(Element data from apps and pages)
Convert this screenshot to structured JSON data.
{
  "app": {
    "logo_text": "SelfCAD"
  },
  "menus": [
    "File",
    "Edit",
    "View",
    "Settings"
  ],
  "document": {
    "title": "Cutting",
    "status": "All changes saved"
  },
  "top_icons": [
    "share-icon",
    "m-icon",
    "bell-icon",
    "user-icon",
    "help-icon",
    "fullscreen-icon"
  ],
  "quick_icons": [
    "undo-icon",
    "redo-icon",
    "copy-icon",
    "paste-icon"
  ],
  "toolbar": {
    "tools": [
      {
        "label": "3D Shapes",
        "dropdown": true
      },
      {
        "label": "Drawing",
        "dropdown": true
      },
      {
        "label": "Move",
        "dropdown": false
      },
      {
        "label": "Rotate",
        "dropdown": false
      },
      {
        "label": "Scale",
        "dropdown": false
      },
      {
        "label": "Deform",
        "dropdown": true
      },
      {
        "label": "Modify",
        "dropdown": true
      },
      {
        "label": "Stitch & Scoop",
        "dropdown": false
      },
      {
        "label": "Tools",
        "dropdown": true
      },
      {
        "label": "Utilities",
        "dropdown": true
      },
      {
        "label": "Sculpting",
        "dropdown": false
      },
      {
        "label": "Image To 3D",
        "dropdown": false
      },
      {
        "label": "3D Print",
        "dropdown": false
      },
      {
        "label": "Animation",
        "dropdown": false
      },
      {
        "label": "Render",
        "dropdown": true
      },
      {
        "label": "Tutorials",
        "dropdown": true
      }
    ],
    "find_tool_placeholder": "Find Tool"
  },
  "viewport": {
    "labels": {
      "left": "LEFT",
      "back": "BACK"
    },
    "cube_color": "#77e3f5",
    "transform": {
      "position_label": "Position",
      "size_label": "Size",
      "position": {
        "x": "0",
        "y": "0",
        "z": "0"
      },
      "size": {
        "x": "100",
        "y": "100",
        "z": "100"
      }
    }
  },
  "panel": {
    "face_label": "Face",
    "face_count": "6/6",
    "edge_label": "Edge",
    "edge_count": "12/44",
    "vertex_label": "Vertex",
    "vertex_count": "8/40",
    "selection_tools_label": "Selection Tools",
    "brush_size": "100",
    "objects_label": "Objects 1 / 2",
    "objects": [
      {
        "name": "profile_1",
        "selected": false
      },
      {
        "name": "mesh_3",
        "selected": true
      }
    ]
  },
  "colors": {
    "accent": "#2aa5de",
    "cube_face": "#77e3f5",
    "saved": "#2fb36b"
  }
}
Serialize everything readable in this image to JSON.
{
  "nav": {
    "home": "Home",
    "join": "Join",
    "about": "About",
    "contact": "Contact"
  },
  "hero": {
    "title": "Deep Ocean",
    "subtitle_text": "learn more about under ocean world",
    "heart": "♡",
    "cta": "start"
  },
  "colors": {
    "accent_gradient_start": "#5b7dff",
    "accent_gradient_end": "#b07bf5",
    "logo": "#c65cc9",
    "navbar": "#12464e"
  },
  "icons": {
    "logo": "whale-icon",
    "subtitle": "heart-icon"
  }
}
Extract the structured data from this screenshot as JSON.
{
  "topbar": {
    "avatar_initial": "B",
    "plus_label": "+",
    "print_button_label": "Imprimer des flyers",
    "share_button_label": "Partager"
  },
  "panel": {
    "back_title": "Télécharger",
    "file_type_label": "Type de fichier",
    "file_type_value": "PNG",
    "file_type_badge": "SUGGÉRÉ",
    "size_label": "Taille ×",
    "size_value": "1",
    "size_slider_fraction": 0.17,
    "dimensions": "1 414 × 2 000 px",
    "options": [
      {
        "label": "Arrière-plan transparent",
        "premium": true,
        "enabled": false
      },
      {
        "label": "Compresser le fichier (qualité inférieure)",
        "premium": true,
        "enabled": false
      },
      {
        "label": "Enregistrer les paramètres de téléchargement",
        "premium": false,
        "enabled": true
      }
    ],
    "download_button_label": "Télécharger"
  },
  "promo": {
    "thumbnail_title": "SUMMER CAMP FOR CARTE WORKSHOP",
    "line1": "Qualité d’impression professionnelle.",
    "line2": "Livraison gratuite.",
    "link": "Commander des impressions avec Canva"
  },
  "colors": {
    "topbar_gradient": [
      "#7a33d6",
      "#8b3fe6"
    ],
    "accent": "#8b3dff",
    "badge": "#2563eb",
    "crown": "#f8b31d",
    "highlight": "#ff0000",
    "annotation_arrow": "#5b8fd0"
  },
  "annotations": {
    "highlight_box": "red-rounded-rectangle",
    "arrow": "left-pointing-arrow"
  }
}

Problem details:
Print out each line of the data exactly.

Completed exercise:
Convert this screenshot to structured JSON data.
{
  "app": {
    "logo_text": "SelfCAD"
  },
  "menus": [
    "File",
    "Edit",
    "View",
    "Settings"
  ],
  "document": {
    "title": "Cutting",
    "status": "All changes saved"
  },
  "top_icons": [
    "share-icon",
    "m-icon",
    "bell-icon",
    "user-icon",
    "help-icon",
    "fullscreen-icon"
  ],
  "quick_icons": [
    "undo-icon",
    "redo-icon",
    "copy-icon",
    "paste-icon"
  ],
  "toolbar": {
    "tools": [
      {
        "label": "3D Shapes",
        "dropdown": true
      },
      {
        "label": "Drawing",
        "dropdown": true
      },
      {
        "label": "Move",
        "dropdown": false
      },
      {
        "label": "Rotate",
        "dropdown": false
      },
      {
        "label": "Scale",
        "dropdown": false
      },
      {
        "label": "Deform",
        "dropdown": true
      },
      {
        "label": "Modify",
        "dropdown": true
      },
      {
        "label": "Stitch & Scoop",
        "dropdown": false
      },
      {
        "label": "Tools",
        "dropdown": true
      },
      {
        "label": "Utilities",
        "dropdown": true
      },
      {
        "label": "Sculpting",
        "dropdown": false
      },
      {
        "label": "Image To 3D",
        "dropdown": false
      },
      {
        "label": "3D Print",
        "dropdown": false
      },
      {
        "label": "Animation",
        "dropdown": false
      },
      {
        "label": "Render",
        "dropdown": true
      },
      {
        "label": "Tutorials",
        "dropdown": true
      }
    ],
    "find_tool_placeholder": "Find Tool"
  },
  "viewport": {
    "labels": {
      "left": "LEFT",
      "back": "BACK"
    },
    "cube_color": "#77e3f5",
    "transform": {
      "position_label": "Position",
      "size_label": "Size",
      "position": {
        "x": "0",
        "y": "0",
        "z": "0"
      },
      "size": {
        "x": "100",
        "y": "100",
        "z": "100"
      }
    }
  },
  "panel": {
    "face_label": "Face",
    "face_count": "6/6",
    "edge_label": "Edge",
    "edge_count": "12/44",
    "vertex_label": "Vertex",
    "vertex_count": "8/40",
    "selection_tools_label": "Selection Tools",
    "brush_size": "100",
    "objects_label": "Objects 1 / 2",
    "objects": [
      {
        "name": "profile_1",
        "selected": false
      },
      {
        "name": "mesh_3",
        "selected": true
      }
    ]
  },
  "colors": {
    "accent": "#2aa5de",
    "cube_face": "#77e3f5",
    "saved": "#2fb36b"
  }
}
Serialize everything readable in this image to JSON.
{
  "nav": {
    "home": "Home",
    "join": "Join",
    "about": "About",
    "contact": "Contact"
  },
  "hero": {
    "title": "Deep Ocean",
    "subtitle_text": "learn more about under ocean world",
    "heart": "♡",
    "cta": "start"
  },
  "colors": {
    "accent_gradient_start": "#5b7dff",
    "accent_gradient_end": "#b07bf5",
    "logo": "#c65cc9",
    "navbar": "#12464e"
  },
  "icons": {
    "logo": "whale-icon",
    "subtitle": "heart-icon"
  }
}
Extract the structured data from this screenshot as JSON.
{
  "topbar": {
    "avatar_initial": "B",
    "plus_label": "+",
    "print_button_label": "Imprimer des flyers",
    "share_button_label": "Partager"
  },
  "panel": {
    "back_title": "Télécharger",
    "file_type_label": "Type de fichier",
    "file_type_value": "PNG",
    "file_type_badge": "SUGGÉRÉ",
    "size_label": "Taille ×",
    "size_value": "1",
    "size_slider_fraction": 0.17,
    "dimensions": "1 414 × 2 000 px",
    "options": [
      {
        "label": "Arrière-plan transparent",
        "premium": true,
        "enabled": false
      },
      {
        "label": "Compresser le fichier (qualité inférieure)",
        "premium": true,
        "enabled": false
      },
      {
        "label": "Enregistrer les paramètres de téléchargement",
        "premium": false,
        "enabled": true
      }
    ],
    "download_button_label": "Télécharger"
  },
  "promo": {
    "thumbnail_title": "SUMMER CAMP FOR CARTE WORKSHOP",
    "line1": "Qualité d’impression professionnelle.",
    "line2": "Livraison gratuite.",
    "link": "Commander des impressions avec Canva"
  },
  "colors": {
    "topbar_gradient": [
      "#7a33d6",
      "#8b3fe6"
    ],
    "accent": "#8b3dff",
    "badge": "#2563eb",
    "crown": "#f8b31d",
    "highlight": "#ff0000",
    "annotation_arrow": "#5b8fd0"
  },
  "annotations": {
    "highlight_box": "red-rounded-rectangle",
    "arrow": "left-pointing-arrow"
  }
}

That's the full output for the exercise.